How Is The Unemployment Rate Calculated?
By Brad Eldredge, Senior Economist — revised November 18, 2005
In simple terms, the unemployment rate is the number of people looking for work divided by the total number of people in the labor force.
The national unemployment rate is computed solely from the Current Population Survey (CPS) of about 60,000 households conducted by the Census Bureau. Residents of selected households are interviewed about their work experience. From these responses, the Bureau of Labor Statistics then estimates the size of the labor force and the number of people who are jobless.
Montana's unemployment rate and the rates for its individual labor market areas are computed by the Research and Analysis Bureau, Department of Labor and Industry in conjunction with the Bureau of Labor Statistics.

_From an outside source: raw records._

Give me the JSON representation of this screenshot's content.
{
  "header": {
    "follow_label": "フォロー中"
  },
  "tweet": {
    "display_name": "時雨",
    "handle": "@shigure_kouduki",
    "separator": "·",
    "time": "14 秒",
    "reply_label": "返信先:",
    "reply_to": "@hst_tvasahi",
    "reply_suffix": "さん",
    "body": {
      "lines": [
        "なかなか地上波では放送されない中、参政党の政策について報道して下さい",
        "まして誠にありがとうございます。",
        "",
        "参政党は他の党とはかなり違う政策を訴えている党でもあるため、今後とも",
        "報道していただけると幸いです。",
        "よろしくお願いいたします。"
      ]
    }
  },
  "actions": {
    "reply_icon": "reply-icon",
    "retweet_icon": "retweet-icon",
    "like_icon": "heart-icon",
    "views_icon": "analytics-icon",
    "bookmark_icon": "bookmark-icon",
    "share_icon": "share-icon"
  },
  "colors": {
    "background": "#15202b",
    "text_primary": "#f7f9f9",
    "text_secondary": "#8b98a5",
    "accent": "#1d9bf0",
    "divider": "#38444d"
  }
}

Montana's CPS survey includes 431 households, which is to small a sample to calculate unemployment rate with a reasonable margin of error. Additional information must be used to determine the state's unemployment rate, including the number of nonagricultural jobs in the state and the number of people getting unemployment insurance benefits. This data is entered into a statistical model that produces Montana's labor force estimates.
Individual county, city and metropolitan area rates require even more information. Analysts estimate:

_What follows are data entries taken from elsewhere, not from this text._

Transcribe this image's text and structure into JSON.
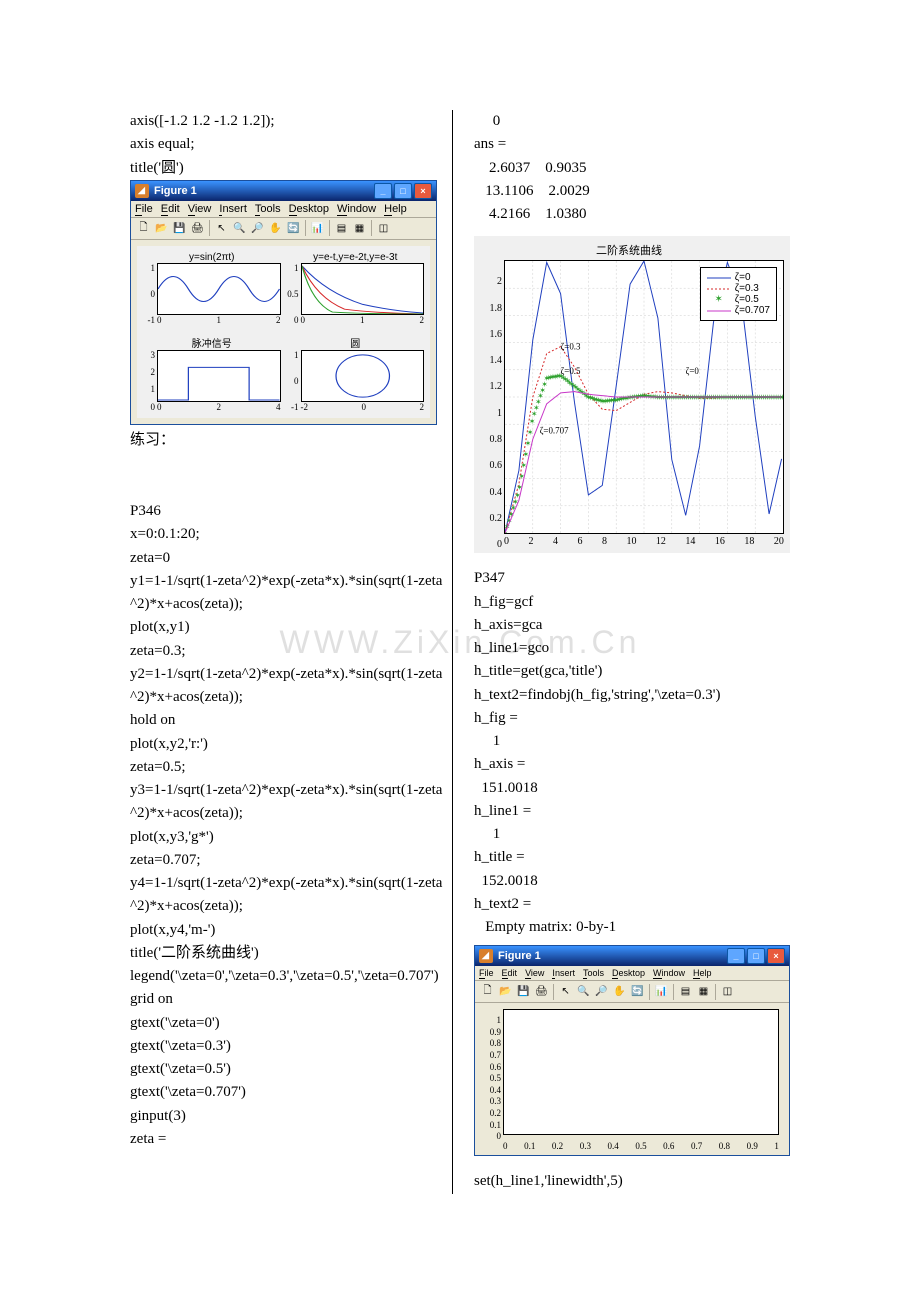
{
  "watermark": "WWW.ZiXin.Com.Cn",
  "left": {
    "lines": [
      "axis([-1.2 1.2 -1.2 1.2]);",
      "axis equal;",
      "title('圆')"
    ],
    "practice_label": "练习：",
    "code2": [
      "P346",
      "x=0:0.1:20;",
      "zeta=0",
      "y1=1-1/sqrt(1-zeta^2)*exp(-zeta*x).*sin(sqrt(1-zeta^2)*x+acos(zeta));",
      "plot(x,y1)",
      "zeta=0.3;",
      "y2=1-1/sqrt(1-zeta^2)*exp(-zeta*x).*sin(sqrt(1-zeta^2)*x+acos(zeta));",
      "hold on",
      "plot(x,y2,'r:')",
      "zeta=0.5;",
      "y3=1-1/sqrt(1-zeta^2)*exp(-zeta*x).*sin(sqrt(1-zeta^2)*x+acos(zeta));",
      "plot(x,y3,'g*')",
      "zeta=0.707;",
      "y4=1-1/sqrt(1-zeta^2)*exp(-zeta*x).*sin(sqrt(1-zeta^2)*x+acos(zeta));",
      "plot(x,y4,'m-')",
      "title('二阶系统曲线')",
      "legend('\\zeta=0','\\zeta=0.3','\\zeta=0.5','\\zeta=0.707')",
      "grid on",
      "gtext('\\zeta=0')",
      "gtext('\\zeta=0.3')",
      "gtext('\\zeta=0.5')",
      "gtext('\\zeta=0.707')",
      "ginput(3)",
      "zeta ="
    ]
  },
  "right": {
    "output1": [
      "     0",
      "ans =",
      "    2.6037    0.9035",
      "   13.1106    2.0029",
      "    4.2166    1.0380"
    ],
    "code2": [
      "P347",
      "h_fig=gcf",
      "h_axis=gca",
      "h_line1=gco",
      "h_title=get(gca,'title')",
      "h_text2=findobj(h_fig,'string','\\zeta=0.3')",
      "h_fig =",
      "     1",
      "h_axis =",
      "  151.0018",
      "h_line1 =",
      "     1",
      "h_title =",
      "  152.0018",
      "h_text2 =",
      "   Empty matrix: 0-by-1"
    ],
    "last_line": "set(h_line1,'linewidth',5)"
  },
  "fig1": {
    "title": "Figure 1",
    "menu": [
      "File",
      "Edit",
      "View",
      "Insert",
      "Tools",
      "Desktop",
      "Window",
      "Help"
    ],
    "subplots": [
      {
        "title": "y=sin(2πt)",
        "yticks": [
          "1",
          "0",
          "-1"
        ],
        "xticks": [
          "0",
          "1",
          "2"
        ]
      },
      {
        "title": "y=e-t,y=e-2t,y=e-3t",
        "yticks": [
          "1",
          "0.5",
          "0"
        ],
        "xticks": [
          "0",
          "1",
          "2"
        ]
      },
      {
        "title": "脉冲信号",
        "yticks": [
          "3",
          "2",
          "1",
          "0"
        ],
        "xticks": [
          "0",
          "2",
          "4"
        ]
      },
      {
        "title": "圆",
        "yticks": [
          "1",
          "0",
          "-1"
        ],
        "xticks": [
          "-2",
          "0",
          "2"
        ]
      }
    ]
  },
  "chart_data": {
    "type": "line",
    "title": "二阶系统曲线",
    "xlabel": "",
    "ylabel": "",
    "xlim": [
      0,
      20
    ],
    "ylim": [
      0,
      2
    ],
    "xticks": [
      "0",
      "2",
      "4",
      "6",
      "8",
      "10",
      "12",
      "14",
      "16",
      "18",
      "20"
    ],
    "yticks": [
      "0",
      "0.2",
      "0.4",
      "0.6",
      "0.8",
      "1",
      "1.2",
      "1.4",
      "1.6",
      "1.8",
      "2"
    ],
    "grid": true,
    "legend_position": "top-right",
    "series": [
      {
        "name": "ζ=0",
        "style": "blue-solid",
        "x": [
          0,
          1,
          2,
          3,
          4,
          5,
          6,
          7,
          8,
          9,
          10,
          11,
          12,
          13,
          14,
          15,
          16,
          17,
          18,
          19,
          20
        ],
        "values": [
          0,
          0.46,
          1.42,
          1.99,
          1.76,
          0.96,
          0.28,
          0.35,
          1.08,
          1.83,
          2.0,
          1.58,
          0.54,
          0.13,
          0.64,
          1.55,
          1.99,
          1.72,
          0.86,
          0.14,
          0.59
        ]
      },
      {
        "name": "ζ=0.3",
        "style": "red-dotted",
        "x": [
          0,
          1,
          2,
          3,
          4,
          5,
          6,
          7,
          8,
          9,
          10,
          11,
          12,
          13,
          14,
          15,
          16,
          17,
          18,
          19,
          20
        ],
        "values": [
          0,
          0.36,
          1.0,
          1.32,
          1.37,
          1.22,
          1.02,
          0.91,
          0.9,
          0.96,
          1.02,
          1.04,
          1.03,
          1.01,
          0.99,
          0.99,
          1.0,
          1.0,
          1.0,
          1.0,
          1.0
        ]
      },
      {
        "name": "ζ=0.5",
        "style": "green-star",
        "x": [
          0,
          1,
          2,
          3,
          4,
          5,
          6,
          7,
          8,
          9,
          10,
          11,
          12,
          13,
          14,
          15,
          16,
          17,
          18,
          19,
          20
        ],
        "values": [
          0,
          0.31,
          0.85,
          1.14,
          1.16,
          1.08,
          1.0,
          0.97,
          0.98,
          1.0,
          1.01,
          1.0,
          1.0,
          1.0,
          1.0,
          1.0,
          1.0,
          1.0,
          1.0,
          1.0,
          1.0
        ]
      },
      {
        "name": "ζ=0.707",
        "style": "magenta-solid",
        "x": [
          0,
          1,
          2,
          3,
          4,
          5,
          6,
          7,
          8,
          9,
          10,
          11,
          12,
          13,
          14,
          15,
          16,
          17,
          18,
          19,
          20
        ],
        "values": [
          0,
          0.24,
          0.69,
          0.95,
          1.03,
          1.04,
          1.02,
          1.01,
          1.0,
          1.0,
          1.0,
          1.0,
          1.0,
          1.0,
          1.0,
          1.0,
          1.0,
          1.0,
          1.0,
          1.0,
          1.0
        ]
      }
    ],
    "gtext_labels": [
      {
        "text": "ζ=0.3",
        "x": 4.0,
        "y": 1.35
      },
      {
        "text": "ζ=0.5",
        "x": 4.0,
        "y": 1.17
      },
      {
        "text": "ζ=0.707",
        "x": 2.5,
        "y": 0.73
      },
      {
        "text": "ζ=0",
        "x": 13.0,
        "y": 1.17
      }
    ],
    "ginput_points": [
      {
        "x": 2.6037,
        "y": 0.9035
      },
      {
        "x": 13.1106,
        "y": 2.0029
      },
      {
        "x": 4.2166,
        "y": 1.038
      }
    ]
  },
  "empty_chart": {
    "xticks": [
      "0",
      "0.1",
      "0.2",
      "0.3",
      "0.4",
      "0.5",
      "0.6",
      "0.7",
      "0.8",
      "0.9",
      "1"
    ],
    "yticks": [
      "0",
      "0.1",
      "0.2",
      "0.3",
      "0.4",
      "0.5",
      "0.6",
      "0.7",
      "0.8",
      "0.9",
      "1"
    ]
  }
}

- How many agricultural workers are employed
- How many people are self-employed, unpaid family workers, or working in private households
- The number of people getting unemployment insurance
- Those who have exhausted their unemployment benefits but may still be out of work
- The number of newcomers and people re-entering the workforce
- Agricultural unemployment
These estimates are entered into the model. A complex mathematical process called "additivity" is used to make the numbers for the labor market areas match the state total.
Unemployment estimates are revised on a monthly and yearly basis as updated information becomes available. This includes updated information for census, unemployment claims, household surveys, and employment information.
Most economists agree that a rate around 4.5 percent constitutes full employment — the point at which the number of available jobs matches the number of people seeking work. If unemployment rates drop below the full employment level, a labor market may begin to experience labor shortages and upward pressure on wages.
The unemployment rate has specific limitations. It can't differentiate between full-time and part-time jobs. It doesn't account for people who are underemployed, or working in jobs for which they are overqualified because they can't find a good job. It won't tell you how many people have become so discouraged in their job search that they have given up hope of finding a job.
Economists concede that there is a margin of error in the rate calculation. Currently, Montana’s statewide unemployment rate estimate has a margin of error of +/- 0.8%. Because of budget limitations, the Bureau of Labor Statistics cannot conduct household surveys in each labor market. Rates for small areas are less precise than larger areas. Although it's not 100 percent accurate, the unemployment rate provides a reasonable approximation of what it is supposed to measure. All states use the same method of calculating the unemployment rate, so rates are comparable across the nation.